    Fatih Özatay, PhD07 September 2013 - Okunma Sayısı: 1304

    Let’s assume that until today not even a dime has left and will leave Turkey. Is this enough for a relief?

    “Fund outflow from Turkey was rather limited.” they say. They give figures and evaluate those on news shows. They breathe a sigh of relief claiming that what we feared did not happen. Then they get a bit confused about increases in exchange rate and interest rate.

    Let’s assume that until today not even a dime has left and will leave Turkey. Is this enough for a relief?

    Far from it. There are two reasons. First, there is a considerable gap between FX liabilities and FX earnings of Turkey, in favor of the former. In other words, current account deficit is rather high. It was $48 billion in 2012 and $36 billion in the first half of 2013. Assume that in the twelve months ahead the deficit will be $60 billion, indicating Turkey’s foreign finance requirement, that is, the volume of new FX inflow Turkey needs.

    The second reason is about our “past sins.” Assume that Turkey will have zero current account deficit in the period ahead so that FX revenues from exportation of goods and services will meet the FX liabilities resulting from the imports. How about the liabilities we have undertaken to meet previous years’ deficits? Some part will eventually become due, right? Will not we have to pay them back when they become due! Under normal conditions, this is not an issue if you are borrowing as much as the debt due. What if FX inflows halt?

    Long story short, even if no outflow is witnessed, Turkey is in need of new FX inflows in order to meet the current account deficit and pay due debts. The outflows referred to in official statements are about foreign investors disposing of the stocks of domestic companies and treasury bills, converting liras to FX and going back to their home country.

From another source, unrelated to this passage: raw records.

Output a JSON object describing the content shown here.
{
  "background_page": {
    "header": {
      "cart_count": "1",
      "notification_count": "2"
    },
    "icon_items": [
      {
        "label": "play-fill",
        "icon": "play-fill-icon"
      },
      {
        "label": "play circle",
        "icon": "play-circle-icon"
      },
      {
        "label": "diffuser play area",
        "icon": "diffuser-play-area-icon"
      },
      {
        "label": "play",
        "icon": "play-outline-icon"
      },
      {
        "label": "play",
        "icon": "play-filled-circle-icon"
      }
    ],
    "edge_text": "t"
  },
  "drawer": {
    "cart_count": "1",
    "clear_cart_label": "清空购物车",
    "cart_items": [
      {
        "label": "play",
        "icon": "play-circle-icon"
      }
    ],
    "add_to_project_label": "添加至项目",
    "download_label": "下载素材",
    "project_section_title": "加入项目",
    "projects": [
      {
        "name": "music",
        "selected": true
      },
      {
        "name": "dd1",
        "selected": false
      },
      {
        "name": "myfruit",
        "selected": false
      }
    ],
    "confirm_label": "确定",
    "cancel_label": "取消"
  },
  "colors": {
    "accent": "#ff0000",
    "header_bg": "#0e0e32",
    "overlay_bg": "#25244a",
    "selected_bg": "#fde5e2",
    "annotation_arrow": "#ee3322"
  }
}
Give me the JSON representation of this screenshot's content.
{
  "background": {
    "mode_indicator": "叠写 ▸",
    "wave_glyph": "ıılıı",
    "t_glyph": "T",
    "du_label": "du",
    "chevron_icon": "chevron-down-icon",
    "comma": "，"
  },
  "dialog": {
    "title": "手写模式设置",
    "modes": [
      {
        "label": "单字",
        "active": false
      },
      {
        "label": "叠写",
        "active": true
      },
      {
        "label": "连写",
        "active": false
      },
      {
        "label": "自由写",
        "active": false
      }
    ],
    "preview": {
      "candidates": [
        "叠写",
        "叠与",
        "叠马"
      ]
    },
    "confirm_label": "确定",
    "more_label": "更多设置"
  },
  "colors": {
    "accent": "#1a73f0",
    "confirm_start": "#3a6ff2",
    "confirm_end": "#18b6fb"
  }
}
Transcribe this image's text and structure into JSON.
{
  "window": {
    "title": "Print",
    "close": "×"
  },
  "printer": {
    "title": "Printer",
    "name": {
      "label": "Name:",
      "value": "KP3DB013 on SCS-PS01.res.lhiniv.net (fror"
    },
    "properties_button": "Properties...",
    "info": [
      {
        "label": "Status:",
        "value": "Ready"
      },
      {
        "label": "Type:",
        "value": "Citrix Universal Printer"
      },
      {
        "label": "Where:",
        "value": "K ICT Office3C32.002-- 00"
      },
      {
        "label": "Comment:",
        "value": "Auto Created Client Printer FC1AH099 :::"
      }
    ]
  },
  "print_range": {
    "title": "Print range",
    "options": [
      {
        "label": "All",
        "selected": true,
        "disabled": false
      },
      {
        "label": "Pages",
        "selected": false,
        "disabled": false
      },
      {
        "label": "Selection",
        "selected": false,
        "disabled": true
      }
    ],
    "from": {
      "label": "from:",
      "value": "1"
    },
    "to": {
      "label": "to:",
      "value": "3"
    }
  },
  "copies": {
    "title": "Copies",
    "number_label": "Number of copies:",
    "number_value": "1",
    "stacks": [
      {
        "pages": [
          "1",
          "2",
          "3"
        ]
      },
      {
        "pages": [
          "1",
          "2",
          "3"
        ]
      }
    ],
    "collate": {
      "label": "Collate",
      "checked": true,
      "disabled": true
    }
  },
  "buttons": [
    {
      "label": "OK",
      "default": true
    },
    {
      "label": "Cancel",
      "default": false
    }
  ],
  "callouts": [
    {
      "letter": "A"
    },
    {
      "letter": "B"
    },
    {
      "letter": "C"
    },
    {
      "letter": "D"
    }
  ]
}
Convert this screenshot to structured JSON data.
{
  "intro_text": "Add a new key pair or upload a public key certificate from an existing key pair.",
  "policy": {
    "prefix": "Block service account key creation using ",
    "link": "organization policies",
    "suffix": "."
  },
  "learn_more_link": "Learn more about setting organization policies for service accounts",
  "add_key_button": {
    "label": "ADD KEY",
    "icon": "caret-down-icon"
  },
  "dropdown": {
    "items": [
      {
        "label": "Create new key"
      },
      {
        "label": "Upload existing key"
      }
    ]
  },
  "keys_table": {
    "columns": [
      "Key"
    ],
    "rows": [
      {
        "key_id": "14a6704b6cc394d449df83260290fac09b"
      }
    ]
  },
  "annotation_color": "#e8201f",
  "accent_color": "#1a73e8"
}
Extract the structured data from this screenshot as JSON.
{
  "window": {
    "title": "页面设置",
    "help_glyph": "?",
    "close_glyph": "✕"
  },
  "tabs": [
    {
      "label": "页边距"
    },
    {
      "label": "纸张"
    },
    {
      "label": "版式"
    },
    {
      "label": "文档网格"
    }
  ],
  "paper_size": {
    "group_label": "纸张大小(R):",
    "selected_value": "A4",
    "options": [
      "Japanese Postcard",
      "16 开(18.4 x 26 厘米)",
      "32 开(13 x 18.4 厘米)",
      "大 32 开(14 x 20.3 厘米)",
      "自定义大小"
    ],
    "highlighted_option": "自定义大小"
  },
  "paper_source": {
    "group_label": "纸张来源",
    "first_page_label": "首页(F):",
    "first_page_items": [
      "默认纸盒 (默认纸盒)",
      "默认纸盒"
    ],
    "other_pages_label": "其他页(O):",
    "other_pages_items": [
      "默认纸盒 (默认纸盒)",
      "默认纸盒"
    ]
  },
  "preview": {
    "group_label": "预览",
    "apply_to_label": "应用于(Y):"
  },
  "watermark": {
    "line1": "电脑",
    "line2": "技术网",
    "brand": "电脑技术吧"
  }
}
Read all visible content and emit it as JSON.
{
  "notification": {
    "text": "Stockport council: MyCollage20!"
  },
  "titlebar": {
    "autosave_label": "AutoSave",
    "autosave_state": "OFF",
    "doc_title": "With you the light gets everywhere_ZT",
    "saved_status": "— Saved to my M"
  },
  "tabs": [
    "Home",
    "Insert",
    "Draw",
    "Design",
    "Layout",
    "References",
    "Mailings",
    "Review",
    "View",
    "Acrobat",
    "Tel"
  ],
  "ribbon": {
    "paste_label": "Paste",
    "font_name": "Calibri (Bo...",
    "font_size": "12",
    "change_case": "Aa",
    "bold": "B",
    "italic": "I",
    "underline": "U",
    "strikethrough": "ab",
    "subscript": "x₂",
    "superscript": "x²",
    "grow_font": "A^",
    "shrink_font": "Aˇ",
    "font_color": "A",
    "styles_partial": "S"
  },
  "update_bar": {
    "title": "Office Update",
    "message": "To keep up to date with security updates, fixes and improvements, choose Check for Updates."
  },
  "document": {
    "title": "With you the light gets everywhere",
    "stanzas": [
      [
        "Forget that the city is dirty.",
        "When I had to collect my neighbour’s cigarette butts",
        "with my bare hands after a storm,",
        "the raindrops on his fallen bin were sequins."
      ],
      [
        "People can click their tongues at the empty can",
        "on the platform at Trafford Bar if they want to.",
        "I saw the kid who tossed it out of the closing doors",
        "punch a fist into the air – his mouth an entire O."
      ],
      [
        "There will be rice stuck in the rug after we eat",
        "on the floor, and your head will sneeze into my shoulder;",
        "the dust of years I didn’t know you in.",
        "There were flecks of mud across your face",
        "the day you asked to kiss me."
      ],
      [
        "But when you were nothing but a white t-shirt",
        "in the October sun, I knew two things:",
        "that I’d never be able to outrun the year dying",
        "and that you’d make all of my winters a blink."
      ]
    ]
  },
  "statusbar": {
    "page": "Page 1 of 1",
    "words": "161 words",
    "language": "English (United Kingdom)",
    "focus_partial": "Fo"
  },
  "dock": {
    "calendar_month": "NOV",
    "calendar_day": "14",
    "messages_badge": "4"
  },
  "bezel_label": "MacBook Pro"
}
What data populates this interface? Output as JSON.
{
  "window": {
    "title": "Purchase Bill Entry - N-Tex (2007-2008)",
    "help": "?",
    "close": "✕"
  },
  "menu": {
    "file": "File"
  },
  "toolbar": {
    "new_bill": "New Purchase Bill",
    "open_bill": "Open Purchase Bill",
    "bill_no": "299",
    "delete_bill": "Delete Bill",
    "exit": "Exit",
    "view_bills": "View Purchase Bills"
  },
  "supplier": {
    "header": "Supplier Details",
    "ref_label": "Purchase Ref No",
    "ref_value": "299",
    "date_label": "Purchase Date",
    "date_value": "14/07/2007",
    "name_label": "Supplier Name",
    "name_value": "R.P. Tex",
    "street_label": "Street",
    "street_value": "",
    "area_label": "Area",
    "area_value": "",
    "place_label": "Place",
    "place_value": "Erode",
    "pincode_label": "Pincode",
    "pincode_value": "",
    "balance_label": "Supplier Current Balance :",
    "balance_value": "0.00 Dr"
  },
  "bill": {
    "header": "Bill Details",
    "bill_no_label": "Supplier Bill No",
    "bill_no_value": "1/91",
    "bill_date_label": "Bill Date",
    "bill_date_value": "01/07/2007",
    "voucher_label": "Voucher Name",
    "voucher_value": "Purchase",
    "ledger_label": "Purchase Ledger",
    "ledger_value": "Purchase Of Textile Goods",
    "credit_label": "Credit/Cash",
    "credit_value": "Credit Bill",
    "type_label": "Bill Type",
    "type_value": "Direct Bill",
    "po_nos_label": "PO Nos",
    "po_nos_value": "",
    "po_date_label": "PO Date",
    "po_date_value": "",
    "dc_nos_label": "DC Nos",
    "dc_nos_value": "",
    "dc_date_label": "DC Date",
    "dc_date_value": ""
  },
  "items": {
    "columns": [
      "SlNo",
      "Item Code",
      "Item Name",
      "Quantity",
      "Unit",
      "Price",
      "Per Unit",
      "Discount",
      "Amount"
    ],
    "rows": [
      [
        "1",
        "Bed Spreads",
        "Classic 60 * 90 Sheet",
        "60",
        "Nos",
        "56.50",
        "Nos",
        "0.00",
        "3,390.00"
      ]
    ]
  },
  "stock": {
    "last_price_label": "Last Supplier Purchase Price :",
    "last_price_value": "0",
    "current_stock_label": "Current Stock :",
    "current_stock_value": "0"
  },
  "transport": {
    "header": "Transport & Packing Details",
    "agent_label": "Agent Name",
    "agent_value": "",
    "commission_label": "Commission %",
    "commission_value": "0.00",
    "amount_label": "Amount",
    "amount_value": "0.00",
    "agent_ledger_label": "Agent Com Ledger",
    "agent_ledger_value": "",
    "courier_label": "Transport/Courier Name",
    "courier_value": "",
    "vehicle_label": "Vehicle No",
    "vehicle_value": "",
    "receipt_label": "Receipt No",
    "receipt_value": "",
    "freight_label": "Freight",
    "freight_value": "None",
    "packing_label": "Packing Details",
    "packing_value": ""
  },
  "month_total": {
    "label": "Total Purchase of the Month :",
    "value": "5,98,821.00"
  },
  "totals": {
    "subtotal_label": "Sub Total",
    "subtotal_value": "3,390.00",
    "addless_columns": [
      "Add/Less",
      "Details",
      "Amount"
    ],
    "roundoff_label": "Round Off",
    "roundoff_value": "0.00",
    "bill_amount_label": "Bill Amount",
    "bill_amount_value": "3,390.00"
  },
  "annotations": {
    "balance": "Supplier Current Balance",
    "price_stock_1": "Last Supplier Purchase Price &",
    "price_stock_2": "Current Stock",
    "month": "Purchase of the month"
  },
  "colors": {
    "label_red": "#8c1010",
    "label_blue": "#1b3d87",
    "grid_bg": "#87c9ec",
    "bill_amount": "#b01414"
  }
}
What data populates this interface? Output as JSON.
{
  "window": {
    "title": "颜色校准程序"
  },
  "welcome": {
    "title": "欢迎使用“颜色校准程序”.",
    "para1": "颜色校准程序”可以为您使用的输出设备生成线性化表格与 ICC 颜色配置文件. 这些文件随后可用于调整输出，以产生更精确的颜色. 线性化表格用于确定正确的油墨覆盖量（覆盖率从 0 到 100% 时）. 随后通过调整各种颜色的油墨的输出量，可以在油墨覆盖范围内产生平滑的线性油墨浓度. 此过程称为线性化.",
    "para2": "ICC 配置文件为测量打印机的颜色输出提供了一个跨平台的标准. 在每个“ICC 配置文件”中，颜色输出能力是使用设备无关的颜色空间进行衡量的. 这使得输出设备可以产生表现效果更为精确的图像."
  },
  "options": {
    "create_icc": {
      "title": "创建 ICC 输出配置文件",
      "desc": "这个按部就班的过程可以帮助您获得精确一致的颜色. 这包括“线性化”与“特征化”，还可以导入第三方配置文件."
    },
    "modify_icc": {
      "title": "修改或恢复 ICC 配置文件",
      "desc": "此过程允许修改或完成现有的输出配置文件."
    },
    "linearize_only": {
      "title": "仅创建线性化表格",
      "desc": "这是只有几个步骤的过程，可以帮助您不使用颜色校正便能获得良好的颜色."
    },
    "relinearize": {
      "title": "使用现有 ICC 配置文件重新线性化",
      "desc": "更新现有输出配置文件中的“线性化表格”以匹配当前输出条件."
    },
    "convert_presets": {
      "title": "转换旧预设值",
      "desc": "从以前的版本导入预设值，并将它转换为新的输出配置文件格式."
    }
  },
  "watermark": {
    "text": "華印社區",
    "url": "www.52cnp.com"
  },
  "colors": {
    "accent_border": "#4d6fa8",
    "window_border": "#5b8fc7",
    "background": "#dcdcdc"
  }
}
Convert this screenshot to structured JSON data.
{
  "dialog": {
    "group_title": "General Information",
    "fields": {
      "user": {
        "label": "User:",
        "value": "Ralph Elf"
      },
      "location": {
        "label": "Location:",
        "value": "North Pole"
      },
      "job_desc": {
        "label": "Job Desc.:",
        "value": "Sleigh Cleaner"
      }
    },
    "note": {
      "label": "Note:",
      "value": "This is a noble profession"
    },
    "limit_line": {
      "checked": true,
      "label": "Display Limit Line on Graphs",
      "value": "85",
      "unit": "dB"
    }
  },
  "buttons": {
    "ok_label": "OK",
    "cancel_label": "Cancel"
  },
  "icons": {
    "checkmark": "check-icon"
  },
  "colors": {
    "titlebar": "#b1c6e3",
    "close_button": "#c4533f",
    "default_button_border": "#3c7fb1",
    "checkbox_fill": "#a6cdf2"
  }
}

Such escape was indeed limited, which is what we should expect unless a major crisis erupts.

    It’s quite simple why: if all the foreign investors tried to sell in a short time period all the Turkish stocks they held, stock prices would decrease sharply and they would suffer large losses. Same would happen if they tried to sell treasury bonds. And there is more, there is a second stage. They will buy FX with the liras they obtained from the sale of stocks and bonds. This will push exchange rates up, which will lower the amount of FX they could have had otherwise. This is another source of loss for foreign investors.

    In short, unless financial tensions turn into severe crises, we should expect limited outflows spread over time. Therefore, the emphasis of the official remarks on the fact that outflows were limited is but natural. There is no reason for a relief here.

    Given the current circumstances, what matters is whether or not Turkey can meet its finance requirement with new FX inflows. If it cannot, it will have to reduce its finance requirements, that is, importation of investment goods for infrastructure and factories, less intermediate goods for domestic production, and of energy. What this means at the end of the day is slower growth and lower employment.

    This commentary was published in Radikal daily on 07.09.2013